“MongoDB” as the name suggest, is a database that can be used to store data and apply other operations on the data later on. It is not a relational database like (MySQL, Oracle, MSSQL etc), but it provides all the basic operations that eases developer’s life in playing with the stored content. The name is a bit funny for me when I first heard it, but really it is built on some serious concept that opens number of questions of something alternative of relational databases. The concept is of NoSql / non-relational database.
MongoDB (from "humongous") is a scalable, high-performance, open source, document-oriented database. Written in C++
RDBMS has ruled the database world alone for a long time and always remains the only option for most of the software industry to go for it as their first option. Yes, lots of questions are there to choose which RDBMS to use and how the data will be structured within it. With some powerful concept of querying, maintain the integrity, indexing of data etc within RDBMS how come MongoDB’s concept will compete with it? What is the concept on which MongoDB is built? Is MongoDB fully replaceable to RDBMS? Are there other databases built on the same concept? Many more questions are there in this debate, so just have a look how MongoDB is different from relational databases.
MongoDB store data in documents. Yes, a document that have key-value pair. There is a predefined structure of MongoDB that starts with Database -> Collections -> Documents & -> Fields. So there is not any brainstorming sessions on how to structure our data. Just answer “How many collections do we have, and what are they? “.
One of the most important features of MongoDB is that it provided Indexing on data. This feature makes it different from other No SQL databases. It also support to query data from database.

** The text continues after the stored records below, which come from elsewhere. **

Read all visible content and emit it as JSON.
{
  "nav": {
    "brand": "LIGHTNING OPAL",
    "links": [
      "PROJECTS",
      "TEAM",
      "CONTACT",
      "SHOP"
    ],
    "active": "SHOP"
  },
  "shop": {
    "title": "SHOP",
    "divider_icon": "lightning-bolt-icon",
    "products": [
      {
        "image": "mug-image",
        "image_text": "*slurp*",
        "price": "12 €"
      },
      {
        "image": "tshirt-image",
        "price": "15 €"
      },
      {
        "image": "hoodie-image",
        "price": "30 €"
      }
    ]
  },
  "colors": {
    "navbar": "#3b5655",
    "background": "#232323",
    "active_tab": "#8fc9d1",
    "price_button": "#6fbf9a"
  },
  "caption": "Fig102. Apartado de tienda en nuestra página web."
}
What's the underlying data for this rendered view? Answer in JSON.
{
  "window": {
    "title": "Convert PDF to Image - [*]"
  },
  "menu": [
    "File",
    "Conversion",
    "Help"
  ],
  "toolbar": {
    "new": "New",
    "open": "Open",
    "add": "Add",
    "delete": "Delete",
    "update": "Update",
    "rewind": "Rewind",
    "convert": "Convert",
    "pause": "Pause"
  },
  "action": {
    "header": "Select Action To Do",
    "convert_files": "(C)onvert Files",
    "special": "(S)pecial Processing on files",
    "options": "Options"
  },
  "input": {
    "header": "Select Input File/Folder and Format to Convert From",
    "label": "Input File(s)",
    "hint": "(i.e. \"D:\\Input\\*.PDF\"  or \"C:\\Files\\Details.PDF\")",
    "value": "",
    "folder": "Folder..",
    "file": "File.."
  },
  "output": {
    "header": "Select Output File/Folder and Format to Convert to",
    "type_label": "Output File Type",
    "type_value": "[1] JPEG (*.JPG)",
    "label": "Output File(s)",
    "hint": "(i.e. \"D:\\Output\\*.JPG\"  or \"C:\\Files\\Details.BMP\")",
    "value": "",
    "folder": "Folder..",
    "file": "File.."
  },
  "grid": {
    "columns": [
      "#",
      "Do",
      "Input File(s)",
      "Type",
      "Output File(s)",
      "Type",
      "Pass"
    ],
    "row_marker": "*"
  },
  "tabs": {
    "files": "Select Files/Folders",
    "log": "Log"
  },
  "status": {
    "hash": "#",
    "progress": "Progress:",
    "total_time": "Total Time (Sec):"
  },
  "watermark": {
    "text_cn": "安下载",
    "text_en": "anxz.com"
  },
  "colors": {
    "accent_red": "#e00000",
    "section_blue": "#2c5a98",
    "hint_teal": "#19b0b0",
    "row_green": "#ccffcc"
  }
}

If you're moving to MongoDB from a relational database, you'll find that many SQL queries translate easily to MongoDB's document-based query language.
Other important features include Replication, Auto-Sharding, Batch Processing etc. Detail of each feature will be part of other posts as soon as I explore them and create some examples.